With passion and wit, Bernard Levin describes his travels on foot through the beautiful countryside of south-eastern France. He follows in the mighty footsteps of the great Carthaginian enemy of Rome, Hannibal, who made the expedition with an army and elephants nearly two millennia before.
From the Camargue via the Rhone Valley, across the Alps and into Italy during August snowstorms, he comments on the social and historical importance of the landscapes he passes through, taking detours to the table of chef Jacques Pic at Valence and the Arles region immortalised by Van Gogh. The journey would not have been complete without enjoying the hospitality of the Moussets - the fifth generation of their family to produce wine at Chateauneuf-du-Pape, before turning eastwards, to face the greater challenge of the Alps.

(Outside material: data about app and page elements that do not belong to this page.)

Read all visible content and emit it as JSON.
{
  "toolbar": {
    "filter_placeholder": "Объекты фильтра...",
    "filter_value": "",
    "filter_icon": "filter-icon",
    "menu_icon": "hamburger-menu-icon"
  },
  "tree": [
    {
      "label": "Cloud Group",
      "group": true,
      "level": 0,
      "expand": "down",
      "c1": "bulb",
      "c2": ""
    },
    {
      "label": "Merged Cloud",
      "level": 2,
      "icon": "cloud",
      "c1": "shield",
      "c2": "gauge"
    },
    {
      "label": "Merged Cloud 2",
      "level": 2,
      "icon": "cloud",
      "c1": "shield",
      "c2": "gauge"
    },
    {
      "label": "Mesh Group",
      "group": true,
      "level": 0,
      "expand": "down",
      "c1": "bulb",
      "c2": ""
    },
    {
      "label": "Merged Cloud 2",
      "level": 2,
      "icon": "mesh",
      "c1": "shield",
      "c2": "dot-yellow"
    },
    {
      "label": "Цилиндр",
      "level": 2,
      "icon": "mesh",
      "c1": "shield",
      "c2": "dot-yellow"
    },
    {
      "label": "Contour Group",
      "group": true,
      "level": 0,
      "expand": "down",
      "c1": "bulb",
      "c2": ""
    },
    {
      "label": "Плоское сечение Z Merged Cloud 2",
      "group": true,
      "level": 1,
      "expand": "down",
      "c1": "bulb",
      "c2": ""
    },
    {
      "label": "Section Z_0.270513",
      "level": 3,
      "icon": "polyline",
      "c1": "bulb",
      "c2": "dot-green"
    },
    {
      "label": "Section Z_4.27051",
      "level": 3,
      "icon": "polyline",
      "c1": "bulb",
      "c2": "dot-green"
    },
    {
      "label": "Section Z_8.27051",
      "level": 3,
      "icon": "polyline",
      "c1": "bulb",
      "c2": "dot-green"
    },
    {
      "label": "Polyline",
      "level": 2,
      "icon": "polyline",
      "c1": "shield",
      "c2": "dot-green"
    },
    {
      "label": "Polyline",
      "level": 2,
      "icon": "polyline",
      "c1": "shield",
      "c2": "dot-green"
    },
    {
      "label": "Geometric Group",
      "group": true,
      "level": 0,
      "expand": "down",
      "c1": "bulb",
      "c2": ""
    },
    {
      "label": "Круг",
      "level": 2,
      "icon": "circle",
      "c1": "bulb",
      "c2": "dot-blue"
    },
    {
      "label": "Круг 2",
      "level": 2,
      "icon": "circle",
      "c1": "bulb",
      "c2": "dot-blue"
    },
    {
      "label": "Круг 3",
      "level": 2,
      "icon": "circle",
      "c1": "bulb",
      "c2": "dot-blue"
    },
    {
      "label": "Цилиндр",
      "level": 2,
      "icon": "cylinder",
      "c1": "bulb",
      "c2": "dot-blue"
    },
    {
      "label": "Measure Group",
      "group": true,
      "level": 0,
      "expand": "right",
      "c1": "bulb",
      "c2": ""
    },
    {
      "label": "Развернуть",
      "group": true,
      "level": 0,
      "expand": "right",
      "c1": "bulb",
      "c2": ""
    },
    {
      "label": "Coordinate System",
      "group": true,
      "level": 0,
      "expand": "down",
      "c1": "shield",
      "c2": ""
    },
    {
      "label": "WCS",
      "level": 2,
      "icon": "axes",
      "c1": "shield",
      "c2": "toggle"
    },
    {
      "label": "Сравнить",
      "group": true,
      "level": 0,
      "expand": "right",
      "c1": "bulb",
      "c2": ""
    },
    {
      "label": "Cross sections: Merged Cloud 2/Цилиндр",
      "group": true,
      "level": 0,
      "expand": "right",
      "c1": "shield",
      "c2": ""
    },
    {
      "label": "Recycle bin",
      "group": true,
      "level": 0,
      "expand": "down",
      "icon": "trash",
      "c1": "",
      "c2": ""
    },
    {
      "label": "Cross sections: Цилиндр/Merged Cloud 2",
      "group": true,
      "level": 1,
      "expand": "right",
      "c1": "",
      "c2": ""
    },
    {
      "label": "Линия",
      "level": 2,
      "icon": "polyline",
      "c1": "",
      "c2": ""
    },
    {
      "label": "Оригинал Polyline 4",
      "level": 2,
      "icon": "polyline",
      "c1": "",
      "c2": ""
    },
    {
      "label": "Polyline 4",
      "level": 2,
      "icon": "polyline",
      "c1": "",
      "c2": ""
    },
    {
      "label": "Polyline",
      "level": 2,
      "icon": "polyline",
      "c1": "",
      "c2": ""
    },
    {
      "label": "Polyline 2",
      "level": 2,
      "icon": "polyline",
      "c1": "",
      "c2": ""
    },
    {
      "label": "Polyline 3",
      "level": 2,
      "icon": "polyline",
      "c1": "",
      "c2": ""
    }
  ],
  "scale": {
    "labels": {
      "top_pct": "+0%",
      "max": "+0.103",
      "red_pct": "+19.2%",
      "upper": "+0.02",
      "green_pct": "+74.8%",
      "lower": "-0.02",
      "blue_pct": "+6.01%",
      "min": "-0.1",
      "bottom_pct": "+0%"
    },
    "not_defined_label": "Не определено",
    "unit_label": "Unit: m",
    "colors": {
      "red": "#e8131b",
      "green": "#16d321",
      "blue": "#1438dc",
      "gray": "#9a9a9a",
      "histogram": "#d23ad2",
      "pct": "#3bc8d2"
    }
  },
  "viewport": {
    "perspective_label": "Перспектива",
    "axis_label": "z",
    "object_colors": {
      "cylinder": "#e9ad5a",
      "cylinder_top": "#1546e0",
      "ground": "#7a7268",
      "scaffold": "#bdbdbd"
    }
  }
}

Bernard Levin (1928-2004), the 'most famous journalist of his day' (The Times), made this journey in the 1980s. He was awarded a CBE for his services to journalism in 1990 and is the author of the best-selling titles Enthusiasms and Conducted Tours.